[[ Source data open ]]

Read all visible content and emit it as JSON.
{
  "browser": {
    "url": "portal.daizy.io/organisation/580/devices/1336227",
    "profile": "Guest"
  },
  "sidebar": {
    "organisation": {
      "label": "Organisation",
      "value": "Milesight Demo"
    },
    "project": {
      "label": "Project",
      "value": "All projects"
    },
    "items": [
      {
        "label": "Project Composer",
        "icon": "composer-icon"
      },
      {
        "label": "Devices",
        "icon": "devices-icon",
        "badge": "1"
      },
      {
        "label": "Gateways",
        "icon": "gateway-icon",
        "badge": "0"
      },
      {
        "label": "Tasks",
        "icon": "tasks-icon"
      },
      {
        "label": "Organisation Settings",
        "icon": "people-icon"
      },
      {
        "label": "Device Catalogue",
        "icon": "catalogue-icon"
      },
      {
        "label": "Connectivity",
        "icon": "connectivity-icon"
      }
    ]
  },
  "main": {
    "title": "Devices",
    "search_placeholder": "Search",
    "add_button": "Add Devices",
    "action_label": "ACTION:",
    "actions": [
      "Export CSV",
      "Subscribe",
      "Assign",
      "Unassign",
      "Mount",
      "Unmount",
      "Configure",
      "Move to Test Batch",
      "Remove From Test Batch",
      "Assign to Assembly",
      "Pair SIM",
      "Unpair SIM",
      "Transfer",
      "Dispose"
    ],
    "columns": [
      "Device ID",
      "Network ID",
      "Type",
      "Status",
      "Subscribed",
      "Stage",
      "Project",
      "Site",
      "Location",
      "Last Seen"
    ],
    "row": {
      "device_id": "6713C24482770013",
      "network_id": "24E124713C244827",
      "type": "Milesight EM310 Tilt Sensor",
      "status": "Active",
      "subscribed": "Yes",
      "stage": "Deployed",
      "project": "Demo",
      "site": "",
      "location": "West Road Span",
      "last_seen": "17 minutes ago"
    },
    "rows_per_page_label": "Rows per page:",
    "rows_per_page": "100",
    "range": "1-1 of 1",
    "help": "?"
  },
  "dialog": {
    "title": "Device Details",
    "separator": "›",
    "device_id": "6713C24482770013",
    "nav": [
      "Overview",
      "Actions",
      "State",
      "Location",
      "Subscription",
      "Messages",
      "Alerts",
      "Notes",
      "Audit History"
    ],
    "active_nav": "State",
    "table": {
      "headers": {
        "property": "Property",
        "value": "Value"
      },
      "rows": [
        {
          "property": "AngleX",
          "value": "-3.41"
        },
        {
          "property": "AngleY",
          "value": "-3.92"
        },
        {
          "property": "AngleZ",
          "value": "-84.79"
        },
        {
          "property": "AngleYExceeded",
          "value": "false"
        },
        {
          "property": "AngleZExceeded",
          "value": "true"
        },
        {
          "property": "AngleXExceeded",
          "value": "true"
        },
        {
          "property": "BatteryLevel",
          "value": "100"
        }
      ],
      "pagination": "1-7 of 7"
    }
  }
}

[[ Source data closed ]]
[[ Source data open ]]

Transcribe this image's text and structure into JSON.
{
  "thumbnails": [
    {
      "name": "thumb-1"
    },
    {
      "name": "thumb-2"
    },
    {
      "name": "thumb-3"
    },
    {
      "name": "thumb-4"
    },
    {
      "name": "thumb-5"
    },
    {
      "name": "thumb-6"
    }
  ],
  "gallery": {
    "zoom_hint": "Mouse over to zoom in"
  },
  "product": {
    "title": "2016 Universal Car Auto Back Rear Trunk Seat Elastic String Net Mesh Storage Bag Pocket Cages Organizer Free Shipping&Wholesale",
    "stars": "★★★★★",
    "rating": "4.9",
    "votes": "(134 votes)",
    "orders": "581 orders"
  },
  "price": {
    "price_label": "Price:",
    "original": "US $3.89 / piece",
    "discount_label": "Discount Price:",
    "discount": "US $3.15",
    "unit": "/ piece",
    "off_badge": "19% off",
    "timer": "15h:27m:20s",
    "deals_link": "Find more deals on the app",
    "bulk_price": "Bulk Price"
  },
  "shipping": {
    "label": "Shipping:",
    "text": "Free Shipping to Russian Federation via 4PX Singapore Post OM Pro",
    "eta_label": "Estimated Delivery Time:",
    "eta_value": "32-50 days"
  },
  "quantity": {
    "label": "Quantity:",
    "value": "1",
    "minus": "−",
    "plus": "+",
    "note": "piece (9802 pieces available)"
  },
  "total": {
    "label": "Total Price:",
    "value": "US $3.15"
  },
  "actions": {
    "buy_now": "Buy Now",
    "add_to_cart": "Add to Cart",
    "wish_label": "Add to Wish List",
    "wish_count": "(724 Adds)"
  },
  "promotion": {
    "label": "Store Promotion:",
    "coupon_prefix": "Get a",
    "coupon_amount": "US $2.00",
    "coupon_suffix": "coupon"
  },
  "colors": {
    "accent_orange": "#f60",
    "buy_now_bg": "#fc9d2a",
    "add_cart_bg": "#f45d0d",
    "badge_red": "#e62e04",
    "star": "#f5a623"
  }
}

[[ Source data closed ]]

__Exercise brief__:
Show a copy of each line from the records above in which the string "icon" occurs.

__Finished exercise__:
        "icon": "composer-icon"
        "icon": "devices-icon",
        "icon": "gateway-icon",
        "icon": "tasks-icon"
        "icon": "people-icon"
        "icon": "catalogue-icon"
        "icon": "connectivity-icon"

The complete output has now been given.